Western nations have asked Iran to cast light on the fate of Sarkuhi,who was arrested by the Iranian secret service in late January as he triedto illegally leave Iran for Sweden, where he has a brother who lives asa political refugee.
Hjelm-Wallen said that she hoped that the European Union's "collectiveweight" would influence the Iranian regime, noting that "theUnited States' attempt at an isolationist policy has not been positive."We have entered a period where we must examine the situation andnot exclude any method, but we mustn't do something just to ease our conscienceunless it changes something for the Iranian people," she said. [IPS2/27]
President Akbar Hashemi Rafsanjani's wife, Efat Mar'ashi inaugurateda two-day exhibition of women's handicraft in Tehran on March 8, whichis International Women's Day.

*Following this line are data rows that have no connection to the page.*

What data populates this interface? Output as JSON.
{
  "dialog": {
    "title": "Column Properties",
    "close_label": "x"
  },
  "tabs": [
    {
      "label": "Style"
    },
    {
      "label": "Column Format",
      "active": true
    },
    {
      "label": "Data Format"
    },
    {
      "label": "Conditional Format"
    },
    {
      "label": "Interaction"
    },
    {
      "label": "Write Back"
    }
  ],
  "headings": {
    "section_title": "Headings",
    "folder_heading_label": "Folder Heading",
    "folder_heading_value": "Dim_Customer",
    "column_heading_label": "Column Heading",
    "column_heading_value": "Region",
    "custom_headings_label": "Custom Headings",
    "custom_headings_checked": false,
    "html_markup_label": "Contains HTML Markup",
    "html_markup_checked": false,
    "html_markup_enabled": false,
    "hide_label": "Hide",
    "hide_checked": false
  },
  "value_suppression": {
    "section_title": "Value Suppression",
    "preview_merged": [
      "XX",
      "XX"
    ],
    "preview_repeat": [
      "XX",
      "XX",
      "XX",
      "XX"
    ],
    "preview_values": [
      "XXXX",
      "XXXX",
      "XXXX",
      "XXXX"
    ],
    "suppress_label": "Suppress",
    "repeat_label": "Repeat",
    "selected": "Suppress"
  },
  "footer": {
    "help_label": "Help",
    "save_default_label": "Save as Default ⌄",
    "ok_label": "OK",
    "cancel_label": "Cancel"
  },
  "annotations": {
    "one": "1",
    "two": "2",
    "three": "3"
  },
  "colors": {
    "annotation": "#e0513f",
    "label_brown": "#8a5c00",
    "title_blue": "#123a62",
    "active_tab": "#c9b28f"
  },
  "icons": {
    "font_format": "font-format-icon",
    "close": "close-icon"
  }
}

"While celebrating this day, the women of the world regardlessof their religion, color, race etc., should also put the achievements ofthe women's movement, initiated by the United Nations in 1975, under scrutiny,"Rafsanjani's advisor on women's affairs, Shahla Habibi said. She was carefulto hedge her remarks with the traditional excoriation of Western "culturalonslaught." Also addressing the meeting was the only female mayorin Tehran, Zahra Saderazam Nouri, who encouraged Iranian women to work"within the framework of women's international establishments,"which have almost universally condemned the treatment of women under theIslamic Republic. [Iran News 3/9]